Supplied entries:
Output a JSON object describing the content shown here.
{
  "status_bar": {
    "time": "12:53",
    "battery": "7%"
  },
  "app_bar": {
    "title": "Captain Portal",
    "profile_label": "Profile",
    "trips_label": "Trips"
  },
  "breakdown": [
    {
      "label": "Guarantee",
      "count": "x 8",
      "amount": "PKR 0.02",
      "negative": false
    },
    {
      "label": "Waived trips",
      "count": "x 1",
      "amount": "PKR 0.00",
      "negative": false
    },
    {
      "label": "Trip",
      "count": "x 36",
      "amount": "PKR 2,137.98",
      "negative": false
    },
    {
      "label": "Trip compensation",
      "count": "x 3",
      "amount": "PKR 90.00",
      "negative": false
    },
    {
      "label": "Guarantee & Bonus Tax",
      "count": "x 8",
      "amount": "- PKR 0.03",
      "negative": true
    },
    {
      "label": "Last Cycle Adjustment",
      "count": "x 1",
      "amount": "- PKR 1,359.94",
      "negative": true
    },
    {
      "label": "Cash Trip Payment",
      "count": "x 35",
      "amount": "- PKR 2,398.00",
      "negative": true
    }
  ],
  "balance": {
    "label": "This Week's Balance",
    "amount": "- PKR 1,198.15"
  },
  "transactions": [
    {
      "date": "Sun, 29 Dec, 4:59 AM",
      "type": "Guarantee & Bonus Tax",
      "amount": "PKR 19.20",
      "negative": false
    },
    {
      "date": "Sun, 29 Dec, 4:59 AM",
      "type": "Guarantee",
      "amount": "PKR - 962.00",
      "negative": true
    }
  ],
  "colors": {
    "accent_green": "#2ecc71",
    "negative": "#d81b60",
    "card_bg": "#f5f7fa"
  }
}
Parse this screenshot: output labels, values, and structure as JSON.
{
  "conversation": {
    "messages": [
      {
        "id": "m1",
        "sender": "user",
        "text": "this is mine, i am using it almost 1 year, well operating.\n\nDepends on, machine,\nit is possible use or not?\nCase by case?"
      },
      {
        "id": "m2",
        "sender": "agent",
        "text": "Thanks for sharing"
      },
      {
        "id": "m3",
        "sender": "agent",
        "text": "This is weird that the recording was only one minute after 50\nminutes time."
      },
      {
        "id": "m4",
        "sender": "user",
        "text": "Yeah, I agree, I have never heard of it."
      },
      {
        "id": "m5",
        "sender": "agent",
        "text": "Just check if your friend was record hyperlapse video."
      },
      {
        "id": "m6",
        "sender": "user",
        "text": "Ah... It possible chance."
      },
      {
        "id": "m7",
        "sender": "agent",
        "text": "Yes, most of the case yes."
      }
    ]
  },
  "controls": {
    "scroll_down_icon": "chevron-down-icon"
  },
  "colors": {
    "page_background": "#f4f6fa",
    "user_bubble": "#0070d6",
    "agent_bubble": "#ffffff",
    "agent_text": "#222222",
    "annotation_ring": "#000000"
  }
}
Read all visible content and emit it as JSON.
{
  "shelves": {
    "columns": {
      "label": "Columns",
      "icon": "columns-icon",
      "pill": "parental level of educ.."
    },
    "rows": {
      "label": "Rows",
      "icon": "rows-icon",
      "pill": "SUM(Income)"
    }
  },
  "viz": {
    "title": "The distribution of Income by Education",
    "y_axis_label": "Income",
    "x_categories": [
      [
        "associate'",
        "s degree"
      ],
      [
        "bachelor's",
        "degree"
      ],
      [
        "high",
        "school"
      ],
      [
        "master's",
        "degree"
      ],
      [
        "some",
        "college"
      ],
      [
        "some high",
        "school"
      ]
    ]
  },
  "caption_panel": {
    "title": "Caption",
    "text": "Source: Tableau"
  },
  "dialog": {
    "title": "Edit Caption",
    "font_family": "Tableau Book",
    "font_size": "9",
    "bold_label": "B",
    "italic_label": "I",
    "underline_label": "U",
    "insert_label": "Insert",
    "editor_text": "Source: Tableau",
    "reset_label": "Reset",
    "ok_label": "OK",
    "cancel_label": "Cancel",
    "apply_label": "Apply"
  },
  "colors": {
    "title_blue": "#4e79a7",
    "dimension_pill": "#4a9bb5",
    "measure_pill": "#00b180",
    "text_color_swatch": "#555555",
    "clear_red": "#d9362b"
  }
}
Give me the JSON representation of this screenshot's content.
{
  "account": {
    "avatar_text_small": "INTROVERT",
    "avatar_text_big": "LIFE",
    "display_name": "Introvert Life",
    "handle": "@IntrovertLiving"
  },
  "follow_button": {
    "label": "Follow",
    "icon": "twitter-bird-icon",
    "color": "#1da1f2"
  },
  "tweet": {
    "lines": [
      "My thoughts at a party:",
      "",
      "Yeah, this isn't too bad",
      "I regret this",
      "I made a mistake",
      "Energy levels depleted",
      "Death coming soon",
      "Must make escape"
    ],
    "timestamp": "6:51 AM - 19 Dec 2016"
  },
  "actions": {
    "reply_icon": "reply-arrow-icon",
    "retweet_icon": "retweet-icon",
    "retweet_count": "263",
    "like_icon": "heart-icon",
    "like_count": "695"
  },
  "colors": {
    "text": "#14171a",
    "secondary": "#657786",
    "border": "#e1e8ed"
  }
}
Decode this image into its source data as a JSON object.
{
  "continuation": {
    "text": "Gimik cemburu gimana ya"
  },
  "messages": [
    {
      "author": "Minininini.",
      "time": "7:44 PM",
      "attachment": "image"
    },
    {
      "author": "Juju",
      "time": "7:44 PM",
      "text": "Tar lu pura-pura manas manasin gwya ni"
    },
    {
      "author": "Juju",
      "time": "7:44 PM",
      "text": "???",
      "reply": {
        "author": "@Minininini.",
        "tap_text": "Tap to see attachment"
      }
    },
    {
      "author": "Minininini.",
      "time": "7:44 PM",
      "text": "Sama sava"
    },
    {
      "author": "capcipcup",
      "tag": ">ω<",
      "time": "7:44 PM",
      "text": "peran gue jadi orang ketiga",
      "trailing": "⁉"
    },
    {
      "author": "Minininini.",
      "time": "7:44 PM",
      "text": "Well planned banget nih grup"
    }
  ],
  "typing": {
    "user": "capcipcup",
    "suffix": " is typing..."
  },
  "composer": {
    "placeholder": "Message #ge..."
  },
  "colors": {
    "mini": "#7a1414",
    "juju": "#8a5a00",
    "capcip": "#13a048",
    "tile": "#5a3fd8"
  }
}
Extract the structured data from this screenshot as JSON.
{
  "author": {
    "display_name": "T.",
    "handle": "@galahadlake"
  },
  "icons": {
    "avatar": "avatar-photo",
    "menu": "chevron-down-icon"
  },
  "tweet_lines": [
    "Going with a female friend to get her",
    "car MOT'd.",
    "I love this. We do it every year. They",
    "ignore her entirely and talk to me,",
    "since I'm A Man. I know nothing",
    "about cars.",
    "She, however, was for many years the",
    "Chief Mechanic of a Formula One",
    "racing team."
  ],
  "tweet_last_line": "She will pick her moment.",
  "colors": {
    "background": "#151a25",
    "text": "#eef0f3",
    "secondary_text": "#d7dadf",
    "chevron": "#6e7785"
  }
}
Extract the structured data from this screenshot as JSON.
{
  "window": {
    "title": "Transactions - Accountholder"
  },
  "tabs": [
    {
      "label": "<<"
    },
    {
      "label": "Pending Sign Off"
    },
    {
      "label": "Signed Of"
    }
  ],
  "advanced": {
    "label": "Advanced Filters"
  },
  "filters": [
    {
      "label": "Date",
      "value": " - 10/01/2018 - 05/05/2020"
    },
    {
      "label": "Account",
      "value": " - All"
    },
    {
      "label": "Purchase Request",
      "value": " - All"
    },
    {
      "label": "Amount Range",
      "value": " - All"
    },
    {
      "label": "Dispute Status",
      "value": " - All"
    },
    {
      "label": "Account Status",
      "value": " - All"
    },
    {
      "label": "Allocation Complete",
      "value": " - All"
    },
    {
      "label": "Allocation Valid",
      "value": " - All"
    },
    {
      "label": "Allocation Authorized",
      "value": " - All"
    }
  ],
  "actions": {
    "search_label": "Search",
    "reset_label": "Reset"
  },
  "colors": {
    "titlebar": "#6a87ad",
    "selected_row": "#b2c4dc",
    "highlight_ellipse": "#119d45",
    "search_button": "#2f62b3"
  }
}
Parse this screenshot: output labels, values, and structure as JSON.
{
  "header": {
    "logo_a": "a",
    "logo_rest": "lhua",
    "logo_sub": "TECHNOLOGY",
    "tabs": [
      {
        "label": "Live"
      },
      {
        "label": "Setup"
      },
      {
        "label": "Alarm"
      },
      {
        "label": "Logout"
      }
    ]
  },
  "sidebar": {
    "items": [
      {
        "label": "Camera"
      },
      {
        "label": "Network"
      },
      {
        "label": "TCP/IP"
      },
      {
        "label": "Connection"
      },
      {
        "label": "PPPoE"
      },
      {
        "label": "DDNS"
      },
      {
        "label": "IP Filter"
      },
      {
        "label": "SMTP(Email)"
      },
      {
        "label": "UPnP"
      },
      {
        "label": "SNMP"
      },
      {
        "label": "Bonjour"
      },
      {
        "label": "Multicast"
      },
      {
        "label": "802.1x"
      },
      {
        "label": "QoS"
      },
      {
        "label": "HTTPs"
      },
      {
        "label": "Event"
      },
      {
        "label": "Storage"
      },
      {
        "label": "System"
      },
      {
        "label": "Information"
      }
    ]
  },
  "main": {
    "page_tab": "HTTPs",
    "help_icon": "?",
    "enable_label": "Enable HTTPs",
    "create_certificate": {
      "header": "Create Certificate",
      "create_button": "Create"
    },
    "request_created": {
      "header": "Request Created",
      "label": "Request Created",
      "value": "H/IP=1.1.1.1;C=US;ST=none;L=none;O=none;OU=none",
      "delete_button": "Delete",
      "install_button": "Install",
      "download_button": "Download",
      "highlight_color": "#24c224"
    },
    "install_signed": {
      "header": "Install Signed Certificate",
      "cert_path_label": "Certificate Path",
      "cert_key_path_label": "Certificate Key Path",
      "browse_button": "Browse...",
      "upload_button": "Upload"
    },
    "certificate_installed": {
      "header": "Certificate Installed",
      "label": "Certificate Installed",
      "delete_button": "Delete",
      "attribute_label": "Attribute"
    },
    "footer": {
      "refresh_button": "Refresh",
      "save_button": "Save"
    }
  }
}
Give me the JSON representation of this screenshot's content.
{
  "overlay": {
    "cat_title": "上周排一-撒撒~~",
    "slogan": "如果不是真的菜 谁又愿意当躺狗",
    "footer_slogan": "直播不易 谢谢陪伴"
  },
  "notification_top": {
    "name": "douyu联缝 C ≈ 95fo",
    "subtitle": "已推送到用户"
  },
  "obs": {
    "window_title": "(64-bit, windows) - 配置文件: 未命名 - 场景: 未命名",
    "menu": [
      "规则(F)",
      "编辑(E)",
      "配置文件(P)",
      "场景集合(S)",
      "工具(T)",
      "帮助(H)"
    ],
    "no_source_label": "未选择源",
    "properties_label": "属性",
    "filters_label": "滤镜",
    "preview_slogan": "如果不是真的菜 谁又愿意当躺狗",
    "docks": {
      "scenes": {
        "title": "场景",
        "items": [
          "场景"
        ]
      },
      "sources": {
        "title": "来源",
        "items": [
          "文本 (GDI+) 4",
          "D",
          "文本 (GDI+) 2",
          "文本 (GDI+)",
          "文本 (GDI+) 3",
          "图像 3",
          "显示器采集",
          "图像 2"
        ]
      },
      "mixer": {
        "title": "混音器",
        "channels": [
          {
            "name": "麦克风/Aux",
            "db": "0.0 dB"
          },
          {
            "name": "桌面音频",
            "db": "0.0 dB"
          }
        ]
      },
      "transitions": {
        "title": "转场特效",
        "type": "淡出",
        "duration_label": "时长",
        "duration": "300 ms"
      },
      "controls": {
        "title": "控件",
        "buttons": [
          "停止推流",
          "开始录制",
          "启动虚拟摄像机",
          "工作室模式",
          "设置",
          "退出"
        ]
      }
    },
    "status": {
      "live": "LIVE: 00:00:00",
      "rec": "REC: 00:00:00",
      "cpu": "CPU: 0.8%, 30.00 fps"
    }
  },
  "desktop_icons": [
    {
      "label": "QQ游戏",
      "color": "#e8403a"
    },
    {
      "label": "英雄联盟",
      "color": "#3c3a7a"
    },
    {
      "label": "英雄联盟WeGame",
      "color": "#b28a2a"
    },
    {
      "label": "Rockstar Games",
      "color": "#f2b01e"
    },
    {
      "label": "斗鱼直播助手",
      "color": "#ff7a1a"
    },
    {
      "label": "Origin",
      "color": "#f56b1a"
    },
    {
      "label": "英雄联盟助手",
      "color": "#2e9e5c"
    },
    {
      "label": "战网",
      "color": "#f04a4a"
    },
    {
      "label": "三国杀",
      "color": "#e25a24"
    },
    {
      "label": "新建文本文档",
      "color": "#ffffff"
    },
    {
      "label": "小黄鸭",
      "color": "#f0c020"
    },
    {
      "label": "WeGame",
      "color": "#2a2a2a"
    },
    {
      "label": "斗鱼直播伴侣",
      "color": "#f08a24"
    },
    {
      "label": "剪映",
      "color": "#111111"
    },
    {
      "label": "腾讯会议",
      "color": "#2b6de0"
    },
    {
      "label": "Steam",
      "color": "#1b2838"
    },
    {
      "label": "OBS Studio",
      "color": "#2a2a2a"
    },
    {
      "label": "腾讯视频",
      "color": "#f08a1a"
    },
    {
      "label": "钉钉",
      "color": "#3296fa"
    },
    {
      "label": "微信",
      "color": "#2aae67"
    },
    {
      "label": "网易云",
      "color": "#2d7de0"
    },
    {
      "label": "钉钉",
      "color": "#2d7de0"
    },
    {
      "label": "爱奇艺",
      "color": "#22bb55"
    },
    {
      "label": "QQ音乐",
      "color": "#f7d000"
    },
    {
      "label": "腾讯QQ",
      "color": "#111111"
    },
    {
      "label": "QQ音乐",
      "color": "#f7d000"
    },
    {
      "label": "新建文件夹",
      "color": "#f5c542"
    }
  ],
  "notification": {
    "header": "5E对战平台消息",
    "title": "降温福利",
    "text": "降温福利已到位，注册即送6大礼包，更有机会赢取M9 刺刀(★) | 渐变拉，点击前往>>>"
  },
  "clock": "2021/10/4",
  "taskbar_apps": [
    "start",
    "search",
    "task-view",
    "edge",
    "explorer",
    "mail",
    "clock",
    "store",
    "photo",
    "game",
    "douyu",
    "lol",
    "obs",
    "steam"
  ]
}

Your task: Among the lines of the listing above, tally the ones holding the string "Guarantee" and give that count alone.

Exercise response: 4